Ford v Ferrari (directed by James Mangold) is the encaptivating tale of the 24 hours of Le Mans in 1966. American car designer Caroll Shelby (Matt Damon) and his creative team of engineers, mechanics, and drivers, one of which included Ken Miles (Christian Bale), faced off against the reigning champions Ferrari to develop a revolutionary automobile capable of winning this coveted title.
The key message of this movie was how bureaucracy, red-tape, and workplace politics negatively influences the creativity of individuals. Mangold did an outstanding job to convey this message from start to finish, and for that I give him two thumbs up. As a racing enthusiast, I also found it refreshing to watch a mainstream Hollywood film that does this sport justice; other stellar examples include Rush.
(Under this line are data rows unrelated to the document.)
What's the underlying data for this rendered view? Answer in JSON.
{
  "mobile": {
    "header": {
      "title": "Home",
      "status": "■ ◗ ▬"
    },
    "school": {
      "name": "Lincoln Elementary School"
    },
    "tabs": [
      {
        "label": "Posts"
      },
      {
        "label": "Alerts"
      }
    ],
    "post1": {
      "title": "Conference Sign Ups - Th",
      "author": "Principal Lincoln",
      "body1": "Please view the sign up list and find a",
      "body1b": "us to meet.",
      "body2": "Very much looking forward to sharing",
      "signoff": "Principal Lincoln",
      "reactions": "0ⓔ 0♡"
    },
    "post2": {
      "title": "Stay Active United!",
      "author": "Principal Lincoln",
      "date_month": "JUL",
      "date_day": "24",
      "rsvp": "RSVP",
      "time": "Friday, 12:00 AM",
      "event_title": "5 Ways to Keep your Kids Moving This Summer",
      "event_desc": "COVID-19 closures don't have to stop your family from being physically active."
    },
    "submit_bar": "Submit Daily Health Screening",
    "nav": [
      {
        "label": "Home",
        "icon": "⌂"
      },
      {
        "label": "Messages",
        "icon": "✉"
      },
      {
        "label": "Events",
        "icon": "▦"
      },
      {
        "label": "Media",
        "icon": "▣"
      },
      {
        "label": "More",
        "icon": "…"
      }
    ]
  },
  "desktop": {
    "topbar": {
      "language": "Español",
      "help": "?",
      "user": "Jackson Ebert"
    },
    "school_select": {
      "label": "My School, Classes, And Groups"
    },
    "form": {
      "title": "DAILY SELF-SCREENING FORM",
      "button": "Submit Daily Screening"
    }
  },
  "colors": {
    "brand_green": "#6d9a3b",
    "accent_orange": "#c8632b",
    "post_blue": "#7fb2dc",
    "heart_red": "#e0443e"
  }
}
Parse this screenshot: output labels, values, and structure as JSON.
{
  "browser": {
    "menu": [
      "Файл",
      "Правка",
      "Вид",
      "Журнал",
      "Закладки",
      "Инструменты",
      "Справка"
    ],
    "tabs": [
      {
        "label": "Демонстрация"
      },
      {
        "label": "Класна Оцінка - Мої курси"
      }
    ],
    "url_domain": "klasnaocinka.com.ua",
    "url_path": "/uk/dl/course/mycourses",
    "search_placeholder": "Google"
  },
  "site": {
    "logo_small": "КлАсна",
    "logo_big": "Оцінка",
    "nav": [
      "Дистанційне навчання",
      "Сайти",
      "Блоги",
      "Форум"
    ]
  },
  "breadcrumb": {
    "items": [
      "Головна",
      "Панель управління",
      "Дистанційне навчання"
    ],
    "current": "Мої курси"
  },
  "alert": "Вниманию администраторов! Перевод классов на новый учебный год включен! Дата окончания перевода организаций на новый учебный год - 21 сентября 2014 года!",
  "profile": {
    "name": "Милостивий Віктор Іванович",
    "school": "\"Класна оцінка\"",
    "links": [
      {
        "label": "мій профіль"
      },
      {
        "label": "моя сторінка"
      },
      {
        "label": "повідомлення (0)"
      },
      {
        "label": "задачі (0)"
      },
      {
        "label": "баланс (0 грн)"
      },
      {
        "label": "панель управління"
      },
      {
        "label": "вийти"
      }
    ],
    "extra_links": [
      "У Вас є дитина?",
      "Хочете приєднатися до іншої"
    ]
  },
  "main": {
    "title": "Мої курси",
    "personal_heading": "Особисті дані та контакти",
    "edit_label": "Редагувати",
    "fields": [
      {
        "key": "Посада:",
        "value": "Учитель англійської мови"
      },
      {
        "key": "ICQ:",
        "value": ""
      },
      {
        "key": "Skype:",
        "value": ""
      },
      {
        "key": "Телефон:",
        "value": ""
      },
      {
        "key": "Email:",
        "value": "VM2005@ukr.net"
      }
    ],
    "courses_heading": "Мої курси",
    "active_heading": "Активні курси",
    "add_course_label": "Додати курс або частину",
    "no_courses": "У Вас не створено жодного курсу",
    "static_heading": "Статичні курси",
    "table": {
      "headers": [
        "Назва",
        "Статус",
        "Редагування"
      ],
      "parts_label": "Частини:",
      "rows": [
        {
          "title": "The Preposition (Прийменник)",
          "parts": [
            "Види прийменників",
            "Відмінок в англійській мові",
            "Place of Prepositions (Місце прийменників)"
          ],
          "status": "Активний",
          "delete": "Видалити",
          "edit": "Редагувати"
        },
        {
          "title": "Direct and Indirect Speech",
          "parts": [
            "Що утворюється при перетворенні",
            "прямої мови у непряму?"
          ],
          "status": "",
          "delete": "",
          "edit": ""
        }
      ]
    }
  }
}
I quite enjoyed how the set design, music and cinematography of this movie matched the time period it was set in. The camera-work was also excellent, particularly the use of tracking shots coupled with an adequate dose of CGI to capture what cars looked and sounded like in the 1960s. The performances of the cast, though not “oscar-worthy”, were serviceable.
On the flip-side, this is a two and a half hour movie. Not that that’s a negative, but it did mean that the film took its sweet time to get revved up. The more interesting aspects of the movie were the testing and racing scenes of the cars, rather than the interpersonal relationships that the film attempts to explore. There were also a few side plots, that I didn’t find myself too interested in; one of which included the relationship between Ken Miles and his family. I feel like the movie could’ve instead spent more of its runtime on the actual technicalities and design process of the automobile developed by Shelby and his team.
In summary, this film has been on my watch-list for a while and I am so glad that I finally got around to watching it. The merits of Ford v Ferrari are its authenticity, themes, and camerawork. The movie could’ve bettered itself by modifying its runtime to focus more on the actual design process of the beastly automobiles it showcases, rather than on semi-elaborated side plots.